Like Aminoff, Christensen voted for James in the primary. She didn't promise she'd vote for either of the runoff candidates, but said she'd begin taking a closer look at Greuel and Garcetti to see "if there's a discernible difference."

There is, as a matter of fact.

Greuel this week told my colleague David Zahniser that if elected, she'd go back to the bargaining table on a pension reform deal agreed to last fall by Garcetti, the City Council and mayor and expected to save the city $4 billion over the next 30 years.

Say what? City officials, looking at budget deficits from here to eternity, tweaked the package a bit for future employees, and Greuel wants to reopen the discussion?

Greuel called me Tuesday afternoon to reemphasize that she supports the plan to raise the retirement age for new employees from 55 to 65 and to eliminate healthcare benefits for spouses of retired city workers.

"I completely support pension reforms," she told me. "I would not roll them back, and I think we can do more."

But she said the city imposed those changes without fairly bargaining for them, and she fears a union lawsuit because of it.

Well maybe, but it sure sounds like she's trying to have it both ways. Greuel, a former Republican, has appealed to moderates and conservative voters by trumpeting her mission to root out waste, fraud and abuse. But on the other hand, she's clearly the winner of this year's labor lottery.

"I can tell you that conservatives recognize her for who she is," Aminoff said.

And who is that?

"She is a left-wing, big-government, public employee-supporting politician."

I asked James, who's gone back to lawyering and has not decided whether to endorse a runoff candidate, if he thinks Greuel has simply written off conservative voters and thinks she can win without them.

"I think she had some conservative Valley support when she was a council member, and I think she thinks that with me out of the race, they're going to naturally gravitate back toward her," James said.

If enough of them do, he said, and the big-money support of the unions allows her to dominate in the TV ad war, the job of mayor could be hers.

Howard Cohen, a political analyst and Valley resident, said Greuel's camp may be calculating that there could be a historically low voter turnout that works in her favor. The labor machine will gear up to get out the vote, and Greuel may get solid support among blue-collar Latinos and whites with all those "union stickers … affixed to the lapel on her ever-present periwinkle jacket."

Unless Garcetti's handlers and independent support groups are all dunces, though, they'll make every effort to throw Greuel under the wheels of the labor locomotive.

I will say that when ruptured sidewalks don't get fixed, and potholes don't get filled, and DWP rates go up, a good chunk of the complaints I get are from the Valley.

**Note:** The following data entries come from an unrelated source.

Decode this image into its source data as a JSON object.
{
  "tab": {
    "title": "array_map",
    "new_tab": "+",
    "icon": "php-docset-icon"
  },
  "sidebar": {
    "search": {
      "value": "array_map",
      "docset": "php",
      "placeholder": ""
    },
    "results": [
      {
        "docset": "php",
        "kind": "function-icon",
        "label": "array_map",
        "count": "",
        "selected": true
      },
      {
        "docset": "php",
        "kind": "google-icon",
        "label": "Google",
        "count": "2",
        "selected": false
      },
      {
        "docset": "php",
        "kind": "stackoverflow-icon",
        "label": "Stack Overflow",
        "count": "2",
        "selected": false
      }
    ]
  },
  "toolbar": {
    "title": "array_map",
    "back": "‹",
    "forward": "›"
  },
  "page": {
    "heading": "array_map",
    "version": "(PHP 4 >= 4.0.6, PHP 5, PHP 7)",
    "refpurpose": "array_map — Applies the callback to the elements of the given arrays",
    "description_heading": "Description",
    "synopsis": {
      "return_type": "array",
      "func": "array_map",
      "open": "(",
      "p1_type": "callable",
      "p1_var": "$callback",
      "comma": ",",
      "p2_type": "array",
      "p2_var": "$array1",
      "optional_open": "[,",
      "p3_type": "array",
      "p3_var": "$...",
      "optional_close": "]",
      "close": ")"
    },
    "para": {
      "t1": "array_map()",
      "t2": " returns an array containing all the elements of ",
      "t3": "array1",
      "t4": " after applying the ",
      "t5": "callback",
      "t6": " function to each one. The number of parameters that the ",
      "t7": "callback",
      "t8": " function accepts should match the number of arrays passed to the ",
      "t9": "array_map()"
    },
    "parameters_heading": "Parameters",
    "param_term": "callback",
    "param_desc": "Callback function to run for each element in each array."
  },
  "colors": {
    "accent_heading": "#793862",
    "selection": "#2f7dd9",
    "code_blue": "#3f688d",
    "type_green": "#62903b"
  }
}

And their take is often that the city can't manage a budget or get anything done because city officials are owned by public employee unions.

The truth is more complicated than that, but that's the perception. And former Councilman Greig Smith, who represented the Valley, told me he thinks Greuel's labor support has already hurt her among some Valley voters.

"I thought she was going to win very big in the Valley, and so did a lot of people," Smith said of the primary. "And I think a lot of that slipped away and began going to Kevin James, even though people didn't think he could win."

Although Garcetti has union support, said Smith, the unions that support Greuel represent a big part of the total budget. Smith told me he's been surprised by how big a deal Greuel has made of her labor endorsements, and he said he told her he thought it was a tactical error.

"I believe Republican voters are going to support me like Democratic voters," Greuel said, "because they care less about political party than they do about getting the streets fixed, getting jobs and getting our fiscal house in order."

OK, great. But doesn't getting our house in order mean the love-in has to end?

steve.lopez@latimes.com

Advertisement
Los Angeles Times Articles
|
|
|